=== Extracted data ===
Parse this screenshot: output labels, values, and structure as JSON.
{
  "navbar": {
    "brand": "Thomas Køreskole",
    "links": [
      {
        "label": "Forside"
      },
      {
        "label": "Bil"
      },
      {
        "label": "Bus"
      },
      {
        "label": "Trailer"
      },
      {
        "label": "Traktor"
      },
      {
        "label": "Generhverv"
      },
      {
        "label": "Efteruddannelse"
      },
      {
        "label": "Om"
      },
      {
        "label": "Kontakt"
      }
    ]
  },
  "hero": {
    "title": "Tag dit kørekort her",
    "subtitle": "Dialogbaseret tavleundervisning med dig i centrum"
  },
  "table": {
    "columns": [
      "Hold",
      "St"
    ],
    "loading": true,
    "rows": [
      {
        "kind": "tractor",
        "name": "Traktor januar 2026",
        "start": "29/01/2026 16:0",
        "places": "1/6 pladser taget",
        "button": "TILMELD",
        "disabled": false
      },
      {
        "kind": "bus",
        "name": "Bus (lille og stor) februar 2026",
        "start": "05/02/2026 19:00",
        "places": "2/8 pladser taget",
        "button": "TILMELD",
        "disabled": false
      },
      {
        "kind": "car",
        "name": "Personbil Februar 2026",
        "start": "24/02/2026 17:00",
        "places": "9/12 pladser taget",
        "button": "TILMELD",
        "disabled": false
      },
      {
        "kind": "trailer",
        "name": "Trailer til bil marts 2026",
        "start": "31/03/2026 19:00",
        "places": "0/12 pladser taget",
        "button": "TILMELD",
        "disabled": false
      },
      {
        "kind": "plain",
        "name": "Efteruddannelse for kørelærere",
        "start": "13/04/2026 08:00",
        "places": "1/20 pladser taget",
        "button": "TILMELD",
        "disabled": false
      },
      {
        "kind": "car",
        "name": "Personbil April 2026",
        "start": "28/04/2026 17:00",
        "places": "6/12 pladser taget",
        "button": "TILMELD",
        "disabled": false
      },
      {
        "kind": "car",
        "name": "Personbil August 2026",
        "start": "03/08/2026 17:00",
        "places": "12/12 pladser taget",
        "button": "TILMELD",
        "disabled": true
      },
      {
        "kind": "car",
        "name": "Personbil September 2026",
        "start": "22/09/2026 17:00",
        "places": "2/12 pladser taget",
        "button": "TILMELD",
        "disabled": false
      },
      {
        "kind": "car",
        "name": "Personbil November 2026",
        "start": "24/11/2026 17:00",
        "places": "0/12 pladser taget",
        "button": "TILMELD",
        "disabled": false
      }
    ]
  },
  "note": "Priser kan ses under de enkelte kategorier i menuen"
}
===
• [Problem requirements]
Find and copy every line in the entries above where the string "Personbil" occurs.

• [Solution for this problem]
        "name": "Personbil Februar 2026",
        "name": "Personbil April 2026",
        "name": "Personbil August 2026",
        "name": "Personbil September 2026",
        "name": "Personbil November 2026",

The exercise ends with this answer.